Writer: Joe Kelly
Penciller: Doug Mahnke
Inker: Tom Nguyen
"Candle in a Hurricane"
Reviewed by: Neal Bailey
Inukchuck arrives and attacks him.
In the command center of the JLE, Green Arrow passes double entendres back and forth with Dawn while commanding the mission with Al-Shiekh.
Vera does battle with a giant werewolf, trading banter.
Katsumi takes the terrorist leader, revealing herself to the other person interested in the terrorist's apprehension (I'm sorry, folks, that's as clear as I can make it. (Neal)). The other person attacks her.
Green Arrow realizes that they have to go out of communication, and fears letting the team go without being watched over, because they might kill. Al Shiekh tells him no casualties.
The dreadlocked former Elite member (sorry, again, the text is vague about his name, this is the best I can do) pulses in order to shut down communications, and Vera is hit with the blast and knocked out.
Katsumi, meanwhile, begins to brawl with her assailant.
A bomber tries to use his bombs, but Flash stops him.
Meanwhile, Inukchuck continues battle with his assailant.
Major disaster helps clear the scene outside. Bhat orders an attack.
Arrow and Dawn banter. Al-Shiekh looks up Wolfwood in the computer over a cigarette.
Troops move in on Vera and launch gas, threatening nearby children. Vera moves to save them, charging back up.
Katsumi's assailant attacks the winged woman, and her acid blood burns the man's hand to stubs. She smashes him out.
The situation under control, the Elite meet President Bhat, who tries to give succor to the terrorist. Flash takes him away.
Bhat pokes fun at the fact that he won't be put out of commission, so Vera kicks him in the crotch and they leave.
Vera starts to leave, and passes out, saying, "Purple".
In the throne room, Vera awakens and realizes that an explosion has killed Bhat and his second-in-command.
Story - 1: I bought the first two issues with the hope that things would turn around in this series and become something interesting. I'm telling you now, unless I have to review it, this is the last of this series I am buying.

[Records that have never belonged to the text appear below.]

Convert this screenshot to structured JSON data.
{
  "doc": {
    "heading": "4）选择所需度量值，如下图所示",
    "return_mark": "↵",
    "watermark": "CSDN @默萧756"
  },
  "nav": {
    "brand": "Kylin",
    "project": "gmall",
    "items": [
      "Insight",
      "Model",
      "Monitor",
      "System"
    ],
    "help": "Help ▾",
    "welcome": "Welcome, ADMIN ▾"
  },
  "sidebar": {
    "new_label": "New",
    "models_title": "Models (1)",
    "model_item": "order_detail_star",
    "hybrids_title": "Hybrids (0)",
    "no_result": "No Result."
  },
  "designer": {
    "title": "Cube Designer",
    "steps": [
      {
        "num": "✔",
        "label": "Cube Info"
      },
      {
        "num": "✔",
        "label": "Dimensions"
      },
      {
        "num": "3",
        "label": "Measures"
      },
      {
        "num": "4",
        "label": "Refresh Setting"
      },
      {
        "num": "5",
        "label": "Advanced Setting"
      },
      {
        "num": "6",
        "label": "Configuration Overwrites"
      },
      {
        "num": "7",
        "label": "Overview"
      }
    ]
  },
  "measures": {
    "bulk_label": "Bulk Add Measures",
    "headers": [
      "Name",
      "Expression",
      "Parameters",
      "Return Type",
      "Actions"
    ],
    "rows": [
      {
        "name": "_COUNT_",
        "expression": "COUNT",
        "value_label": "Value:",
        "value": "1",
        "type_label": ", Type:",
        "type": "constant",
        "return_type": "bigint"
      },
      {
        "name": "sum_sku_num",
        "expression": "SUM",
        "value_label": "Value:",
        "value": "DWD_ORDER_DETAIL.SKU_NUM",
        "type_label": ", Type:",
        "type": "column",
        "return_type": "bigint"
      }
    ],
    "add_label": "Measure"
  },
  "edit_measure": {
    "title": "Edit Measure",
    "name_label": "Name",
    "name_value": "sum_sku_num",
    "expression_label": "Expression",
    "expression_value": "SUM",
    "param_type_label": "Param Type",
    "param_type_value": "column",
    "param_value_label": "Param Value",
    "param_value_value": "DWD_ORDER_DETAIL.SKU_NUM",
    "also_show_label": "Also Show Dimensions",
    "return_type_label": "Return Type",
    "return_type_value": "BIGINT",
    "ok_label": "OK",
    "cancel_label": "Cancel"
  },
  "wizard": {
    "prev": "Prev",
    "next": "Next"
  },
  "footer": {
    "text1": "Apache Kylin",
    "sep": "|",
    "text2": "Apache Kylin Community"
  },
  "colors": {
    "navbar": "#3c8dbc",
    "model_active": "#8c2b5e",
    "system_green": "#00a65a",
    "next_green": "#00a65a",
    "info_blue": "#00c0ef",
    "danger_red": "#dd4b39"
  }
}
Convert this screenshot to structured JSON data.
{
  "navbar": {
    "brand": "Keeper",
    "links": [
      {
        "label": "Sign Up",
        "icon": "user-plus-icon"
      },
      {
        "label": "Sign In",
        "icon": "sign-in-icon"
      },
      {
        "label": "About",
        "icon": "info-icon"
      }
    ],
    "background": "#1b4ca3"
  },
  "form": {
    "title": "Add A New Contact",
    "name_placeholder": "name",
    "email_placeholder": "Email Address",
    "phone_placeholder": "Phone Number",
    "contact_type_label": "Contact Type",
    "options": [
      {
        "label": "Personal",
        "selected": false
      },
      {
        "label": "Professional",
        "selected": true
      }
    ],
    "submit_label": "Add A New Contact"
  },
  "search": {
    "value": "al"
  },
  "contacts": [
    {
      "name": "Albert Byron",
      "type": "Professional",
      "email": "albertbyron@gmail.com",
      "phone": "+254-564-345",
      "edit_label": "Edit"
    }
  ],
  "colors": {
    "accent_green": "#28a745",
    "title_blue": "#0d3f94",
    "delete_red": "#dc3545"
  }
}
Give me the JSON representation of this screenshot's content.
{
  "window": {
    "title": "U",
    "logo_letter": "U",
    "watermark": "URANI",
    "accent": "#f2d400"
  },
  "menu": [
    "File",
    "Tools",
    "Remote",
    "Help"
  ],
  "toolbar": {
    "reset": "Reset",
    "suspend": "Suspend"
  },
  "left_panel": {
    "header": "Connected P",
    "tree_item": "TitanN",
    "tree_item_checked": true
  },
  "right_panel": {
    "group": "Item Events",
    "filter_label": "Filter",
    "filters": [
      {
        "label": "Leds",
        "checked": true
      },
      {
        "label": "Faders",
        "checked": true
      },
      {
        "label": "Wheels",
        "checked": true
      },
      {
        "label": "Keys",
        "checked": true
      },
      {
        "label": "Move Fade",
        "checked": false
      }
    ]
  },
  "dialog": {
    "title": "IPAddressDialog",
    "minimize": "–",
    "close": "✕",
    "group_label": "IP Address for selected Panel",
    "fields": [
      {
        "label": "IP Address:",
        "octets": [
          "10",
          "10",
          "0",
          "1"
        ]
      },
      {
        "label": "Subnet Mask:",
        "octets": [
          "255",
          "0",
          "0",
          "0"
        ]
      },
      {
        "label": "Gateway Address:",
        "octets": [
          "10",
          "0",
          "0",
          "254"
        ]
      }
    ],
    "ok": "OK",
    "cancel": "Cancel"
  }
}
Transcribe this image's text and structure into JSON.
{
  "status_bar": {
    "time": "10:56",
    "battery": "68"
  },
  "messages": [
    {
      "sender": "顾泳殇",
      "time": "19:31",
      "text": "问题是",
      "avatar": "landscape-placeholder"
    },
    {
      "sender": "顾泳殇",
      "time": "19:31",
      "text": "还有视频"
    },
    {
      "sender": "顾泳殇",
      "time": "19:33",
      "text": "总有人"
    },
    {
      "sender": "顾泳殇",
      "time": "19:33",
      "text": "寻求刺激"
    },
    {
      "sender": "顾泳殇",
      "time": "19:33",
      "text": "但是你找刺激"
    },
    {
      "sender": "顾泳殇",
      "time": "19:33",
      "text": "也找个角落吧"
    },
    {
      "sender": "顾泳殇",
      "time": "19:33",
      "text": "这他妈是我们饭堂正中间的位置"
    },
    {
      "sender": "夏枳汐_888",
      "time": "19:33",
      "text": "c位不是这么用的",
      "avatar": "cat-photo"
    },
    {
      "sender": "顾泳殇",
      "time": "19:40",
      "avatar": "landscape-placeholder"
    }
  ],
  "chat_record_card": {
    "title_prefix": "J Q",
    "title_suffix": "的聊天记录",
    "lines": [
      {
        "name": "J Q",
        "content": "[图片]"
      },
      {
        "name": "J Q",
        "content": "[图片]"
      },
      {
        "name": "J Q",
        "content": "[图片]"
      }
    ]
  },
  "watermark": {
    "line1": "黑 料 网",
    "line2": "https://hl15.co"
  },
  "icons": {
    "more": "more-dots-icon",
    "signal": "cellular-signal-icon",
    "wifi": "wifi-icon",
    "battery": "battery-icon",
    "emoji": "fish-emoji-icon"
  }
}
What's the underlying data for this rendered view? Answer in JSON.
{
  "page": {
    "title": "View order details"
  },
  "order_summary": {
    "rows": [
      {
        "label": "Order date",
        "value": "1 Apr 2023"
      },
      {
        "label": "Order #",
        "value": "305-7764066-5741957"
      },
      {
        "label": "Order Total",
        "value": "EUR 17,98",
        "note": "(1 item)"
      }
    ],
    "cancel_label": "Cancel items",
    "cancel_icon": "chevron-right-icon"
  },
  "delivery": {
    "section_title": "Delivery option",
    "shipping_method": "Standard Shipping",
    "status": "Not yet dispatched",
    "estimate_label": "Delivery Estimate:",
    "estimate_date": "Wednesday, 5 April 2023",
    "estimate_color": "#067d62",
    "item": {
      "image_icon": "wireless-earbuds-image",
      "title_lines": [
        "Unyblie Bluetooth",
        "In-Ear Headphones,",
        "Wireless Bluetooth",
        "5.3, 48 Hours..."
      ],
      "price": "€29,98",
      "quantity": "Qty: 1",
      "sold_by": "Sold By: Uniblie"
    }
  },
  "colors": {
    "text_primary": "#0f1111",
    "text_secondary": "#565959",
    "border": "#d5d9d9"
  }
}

To put it bluntly, this story is convoluted, gratuitously violent (and not in the good way, in the violence for violence's sake way), preachy. I could go on for quite a while.
Note in my summary that I don't even know the names of half of these people. I'm sure you can blame me and say I should have researched, but how many of you guys research when you're gonna read a comic? These characters are not only boring, they're anti-thetical to the Superhero culture. Not in a Punisher kind of way, but in a "these guys are one step away from enjoying killing" kind of way.
I guess that's cool to some people.
Not for me.
I rejected whole-heartedly the idea that the JLA would even allow such an organization to exist. They wouldn't. Superman wouldn't, at very least. There was the whole issue that he was outvoted, but it doesn't matter. Superman would stop this if he knew it was going on. "Fake" killing people? Usurping regimes?
I see a disturbing trend in comics to insert the hero culture into the modern war, as they did in WW2, where comics became little more than racist propaganda pieces. I'm not saying I disagree with the comic's premise of eliminating terrorism through extreme means, just that it's overdone, and it's getting harder to do fairly.
It's less the story. It's an intriguing idea, I guess, if done right.
It's the fact that the story is being done in such a convoluted, incomprehensible way, such that even though I'm paying attention, I don't know the character names, what they're doing, who they are. I had to read a PREVIEWS to figure out that Vera was dressing up as Deathstroke, the prose and accompanying art was so clunky.
I don't know. I could go on with a lot of little barbs on this comic for its clunkiness and it's inability to be read, but I think I've spent enough time on it as it is.
Art - 2: It's pretty dark, often vague, and it's not really synched amazingly well with the prose. Usually if a writer is confusing, the penciller makes things a little more clear, but not in this case. I usually like Mahnke outside of Superman proper, but here, it's just dark, evil, rank subject matter that doesn't make me feel a sense of wonder but rather a disdain for the heroes.
Cover Art - 3: It's okay.
There's no background to speak of, but I don't know if there needs to be.
The colors are vivid, though a bit bland in places, like Vera, but it's a very dynamic pose and an interesting cover, at least.
Check out the Comic Index Lists for the complete list of Superman-related comics published in 2004.